The HTC Vive Facial Tracker and third-generation full-body tracking solution will be available on 24 March, priced at $129.99 each
➨ The Vive Facial Tracker tracks 38 facial movements across the lips, jaw, teeth, tongue, chin, and cheeks
➨ It has been designed for use with Vive Pro headsets
➨ HTC Vive has also released its third generation Vive Tracker, which has 75% increased battery life, and is 15% lighter and 33% smaller than the previous versions
As promised, HTC Vive is launching new virtual reality hardware today—two accessories that build on existing full-body tracking and are capable of reading and recreating facial expressions.
First up is the Vive Facial Tracker, which tracks 38 facial movements across the lips, jaw, teeth, tongue, chin, and cheeks.
HTC Vive says the new facial tracker provides accurate real-time depiction of almost the entire lower facial area in virtual reality. It will be available in the US from 24 March for $129.99.
It has been designed for use with Vive Pro headsets, which it “simply sticks to”. Under the hood, the Vive Facial Tracker boasts a dual camera solution that features a 60 Hz tracking rate with sub-10 ms response time and an IR illuminator.
HTC Vive has also released its third generation Vive Tracker. It has 75% increased battery life, and is 15% lighter and 33% smaller than the previous versions, the first of which was launched in 2017.

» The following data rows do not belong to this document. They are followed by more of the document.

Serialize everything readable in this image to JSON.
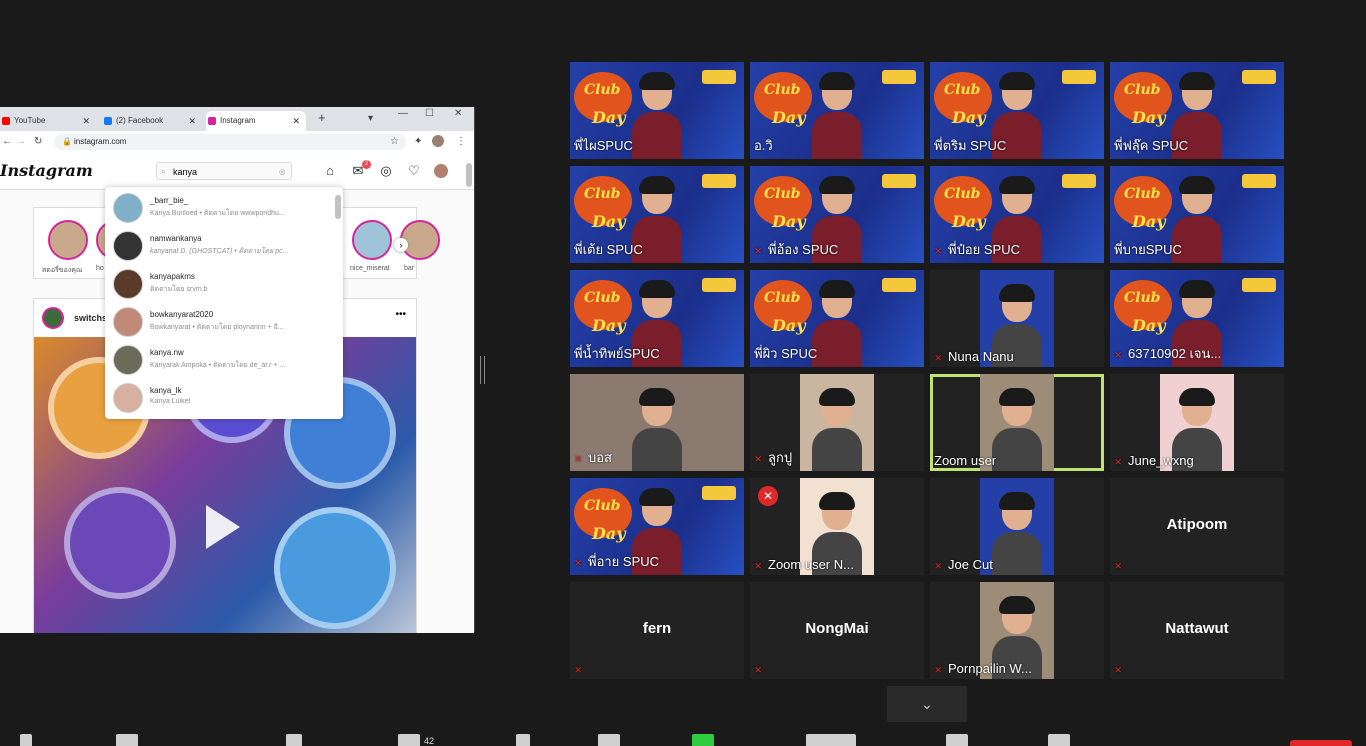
{
  "browser": {
    "tabs": [
      {
        "label": "YouTube",
        "color": "#ff0000"
      },
      {
        "label": "(2) Facebook",
        "color": "#1877f2"
      },
      {
        "label": "Instagram",
        "color": "#d6249f"
      }
    ],
    "url": "instagram.com"
  },
  "instagram": {
    "logo": "Instagram",
    "search_value": "kanya",
    "notification_count": "2",
    "stories": [
      "สตอรี่ของคุณ",
      "ho",
      "nice_miserat",
      "bar"
    ],
    "post_user": "switchsl",
    "search_results": [
      {
        "username": "_barr_bie_",
        "sub": "Kanya Bunloed • ติดตามโดย wwwpondhu..."
      },
      {
        "username": "namwankanya",
        "sub": "kanyanat D. (GHOSTCAT) • ติดตามโดย pc..."
      },
      {
        "username": "kanyapakms",
        "sub": "ติดตามโดย srvm.b"
      },
      {
        "username": "bowkanyarat2020",
        "sub": "Bowkanyarat • ติดตามโดย ploynarinn + อี..."
      },
      {
        "username": "kanya.nw",
        "sub": "Kanyarak Ampoka • ติดตามโดย de_ar.r + ..."
      },
      {
        "username": "kanya_lk",
        "sub": "Kanya Luiket"
      }
    ]
  },
  "gallery": {
    "participants": [
      {
        "name": "พี่ไผSPUC",
        "muted": false
      },
      {
        "name": "อ.วิ",
        "muted": false
      },
      {
        "name": "พี่ตริม SPUC",
        "muted": false
      },
      {
        "name": "พี่ฟลุ๊ค SPUC",
        "muted": false
      },
      {
        "name": "พี่เต้ย SPUC",
        "muted": false
      },
      {
        "name": "พี่อ้อง SPUC",
        "muted": true
      },
      {
        "name": "พี่ป๋อย SPUC",
        "muted": true
      },
      {
        "name": "พี่บายSPUC",
        "muted": false
      },
      {
        "name": "พี่น้ำทิพย์SPUC",
        "muted": false
      },
      {
        "name": "พี่ผิว SPUC",
        "muted": false
      },
      {
        "name": "Nuna Nanu",
        "muted": true
      },
      {
        "name": "63710902 เจน...",
        "muted": true
      },
      {
        "name": "บอส",
        "muted": true
      },
      {
        "name": "ลูกปู",
        "muted": true
      },
      {
        "name": "Zoom user",
        "muted": false
      },
      {
        "name": "June_wxng",
        "muted": true
      },
      {
        "name": "พี่อาย SPUC",
        "muted": true
      },
      {
        "name": "Zoom user N...",
        "muted": true
      },
      {
        "name": "Joe Cut",
        "muted": true
      },
      {
        "name": "Atipoom",
        "muted": true
      },
      {
        "name": "fern",
        "muted": true
      },
      {
        "name": "NongMai",
        "muted": true
      },
      {
        "name": "Pornpailin W...",
        "muted": true
      },
      {
        "name": "Nattawut",
        "muted": true
      }
    ],
    "toolbar_count": "42"
  }
}
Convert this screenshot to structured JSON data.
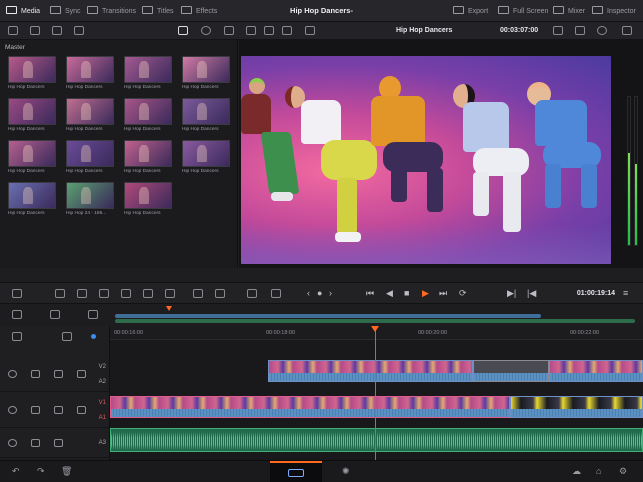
{
  "topbar": {
    "media": "Media",
    "sync": "Sync",
    "transitions": "Transitions",
    "titles": "Titles",
    "effects": "Effects",
    "project_title": "Hip Hop Dancers-",
    "export": "Export",
    "full_screen": "Full Screen",
    "mixer": "Mixer",
    "inspector": "Inspector"
  },
  "viewer_bar": {
    "clip_name": "Hip Hop Dancers",
    "timecode": "00:03:07:00"
  },
  "media_pool": {
    "label": "Master",
    "clips": [
      {
        "name": "Hip Hop Dancers",
        "color": "#b85a8a"
      },
      {
        "name": "Hip Hop Dancers",
        "color": "#c86b9a"
      },
      {
        "name": "Hip Hop Dancers",
        "color": "#a45a92"
      },
      {
        "name": "Hip Hop Dancers",
        "color": "#d07aa4"
      },
      {
        "name": "Hip Hop Dancers",
        "color": "#9a4a84"
      },
      {
        "name": "Hip Hop Dancers",
        "color": "#c06f90"
      },
      {
        "name": "Hip Hop Dancers",
        "color": "#a85688"
      },
      {
        "name": "Hip Hop Dancers",
        "color": "#7a5a9a"
      },
      {
        "name": "Hip Hop Dancers",
        "color": "#b4608e"
      },
      {
        "name": "Hip Hop Dancers",
        "color": "#6a4c98"
      },
      {
        "name": "Hip Hop Dancers",
        "color": "#c0628c"
      },
      {
        "name": "Hip Hop Dancers",
        "color": "#8a5aa0"
      },
      {
        "name": "Hip Hop Dancers",
        "color": "#6a70b0"
      },
      {
        "name": "Hip Hop 24 - 186...",
        "color": "#5aa070"
      },
      {
        "name": "Hip Hop Dancers",
        "color": "#b04a7a"
      }
    ]
  },
  "timeline": {
    "timecode": "01:00:19:14",
    "ruler": [
      "00:00:16:00",
      "00:00:18:00",
      "00:00:20:00",
      "00:00:22:00"
    ],
    "tracks": [
      "V2",
      "V1",
      "A3"
    ],
    "track_a2": "A2",
    "track_a1": "A1"
  },
  "colors": {
    "accent": "#ff6a1f",
    "playhead": "#ff4a2a",
    "video_clip": "#2c4c7a",
    "audio_clip": "#1f6b4b"
  },
  "meters": {
    "left_level": 0.62,
    "right_level": 0.55
  }
}
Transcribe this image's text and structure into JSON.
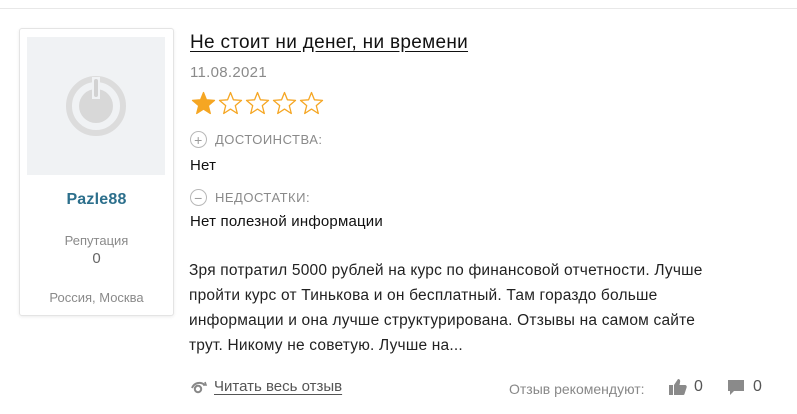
{
  "user": {
    "username": "Pazle88",
    "reputation_label": "Репутация",
    "reputation_value": "0",
    "location": "Россия, Москва"
  },
  "review": {
    "title": "Не стоит ни денег, ни времени",
    "date": "11.08.2021",
    "rating": 1,
    "rating_max": 5,
    "pros_label": "ДОСТОИНСТВА:",
    "pros_value": "Нет",
    "cons_label": "НЕДОСТАТКИ:",
    "cons_value": "Нет полезной информации",
    "body_lines": [
      "Зря потратил 5000 рублей на курс по финансовой отчетности. Лучше",
      "пройти курс от Тинькова и он бесплатный. Там гораздо больше",
      "информации и она лучше структурирована. Отзывы на самом сайте",
      "трут. Никому не советую. Лучше на..."
    ],
    "read_more": "Читать весь отзыв",
    "recommend_label": "Отзыв рекомендуют:",
    "likes": "0",
    "comments": "0"
  },
  "colors": {
    "star_filled": "#f5a623",
    "username": "#2c6f8c"
  },
  "icons": {
    "avatar": "default-avatar-icon",
    "read_more": "eye-icon",
    "likes": "thumbs-up-icon",
    "comments": "comment-icon",
    "pros": "plus-circle-icon",
    "cons": "minus-circle-icon"
  }
}
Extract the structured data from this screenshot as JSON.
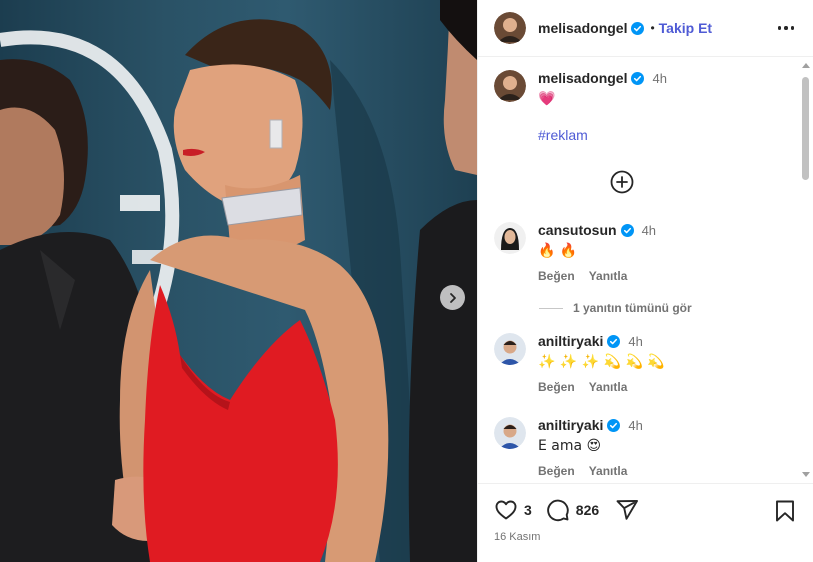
{
  "header": {
    "username": "melisadongel",
    "separator": "•",
    "follow_label": "Takip Et"
  },
  "caption": {
    "username": "melisadongel",
    "time": "4h",
    "text": "💗",
    "hashtag": "#reklam"
  },
  "comments": [
    {
      "username": "cansutosun",
      "time": "4h",
      "text": "🔥 🔥",
      "like_label": "Beğen",
      "reply_label": "Yanıtla"
    },
    {
      "username": "aniltiryaki",
      "time": "4h",
      "text": "✨ ✨ ✨ 💫 💫 💫",
      "like_label": "Beğen",
      "reply_label": "Yanıtla"
    },
    {
      "username": "aniltiryaki",
      "time": "4h",
      "text": "E ama 😍",
      "like_label": "Beğen",
      "reply_label": "Yanıtla"
    }
  ],
  "replies_label": "1 yanıtın tümünü gör",
  "footer": {
    "like_count": "3",
    "comment_count": "826",
    "date": "16 Kasım"
  },
  "colors": {
    "accent": "#4f5bd5",
    "verified": "#0095f6",
    "secondary_text": "#737373",
    "dress": "#e01b22",
    "backdrop": "#2a5266"
  },
  "icons": [
    "more-icon",
    "verified-icon",
    "add-comment-icon",
    "heart-icon",
    "comment-icon",
    "share-icon",
    "bookmark-icon",
    "chevron-right-icon"
  ]
}
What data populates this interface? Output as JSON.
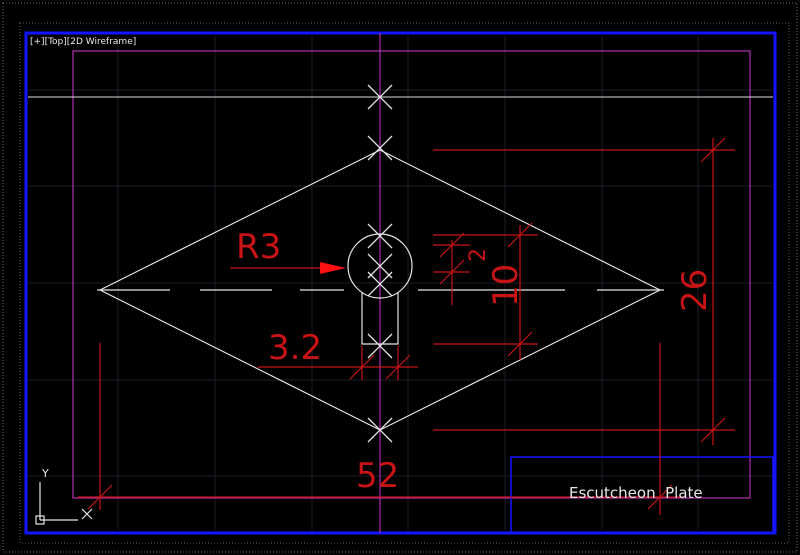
{
  "viewport": {
    "label": "[+][Top][2D Wireframe]"
  },
  "dimensions": {
    "radius": "R3",
    "slot_width": "3.2",
    "small_height": "2",
    "slot_height": "10",
    "plate_height": "26",
    "plate_width": "52"
  },
  "title_block": {
    "title": "Escutcheon  Plate"
  },
  "ucs": {
    "x_axis": "X",
    "y_axis": "Y"
  },
  "colors": {
    "background": "#000000",
    "viewport_border": "#1010ff",
    "margin_frame": "#b030b0",
    "geometry": "#e6e6e6",
    "dimension": "#c81414",
    "grid": "#1e1e2a"
  },
  "icons": [
    "ucs-icon",
    "dimension-arrow-icon"
  ]
}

This tracker delivers full-body tracking (at least three are required to achieve this). HTC Vive says a single charge gives up to seven hours of continuous use, with the same sub-millimetre tracking precision and 240 degree FOV (field of view) as previous generations.
The new Vive Tracker is fully backwards compatible with previous generations, as well as SteamVR 2.0 and 1.0 tracking and all SteamVR-based headsets.
It’s also available from 24 March, for $129.99.
HTC says combining the Vive Facial Tracker, Tracker and Pro Eye delivers “the most realistic, accurate, and accessible head-to-toe tracking solution” for virtual reality, a claim squarely aimed at the enterprise market.
Previous generations of the Vive Tracker have been deployed across use cases from medical simulations and virtual Hollywood productions, to first responder and elite sports training. The design has also led to a proliferation of compatible accessories for the location-based entertainment and home experience segments.
The addition of the Vive Facial Tracker will undoubtedly open up interest in the HTC Vive ecosystem from industries and sectors in need of realistic avatars.
As VRWorldTech highlighted yesterday, a common issue with virtual reality for communication and collaboration in particular is the inability of hardware to accurately recreate facial expressions.
With face tracking, an avatar’s mouth and face would reflect the user’s own as they speak to clients and colleagues. This would elevate virtual reality from better-than-video-conferencing to must-have for remote working in a globalised world.
Dan O’Brien, general manager of HTC America, comments: “The VR community has far surpassed our expectations in developing an ever-expanding library of useful and entertaining applications for the VR ecosystem with the Vive Tracker.”
“With its smaller design and more efficient energy management, this next generation of the Vive Tracker will increase the utility and immersion of VR, further enabling the adoption of the technology across industries and use cases.”
There are also reports that HTC Vive is working on a new headset. Will these trackers work with that new device, signalling that the company is sticking to developing an ecosystem of accessories, rather than an all-in-one like its competitors? Here’s what VRWorldTech would like to see for the enterprise market.
Images: HTC Vive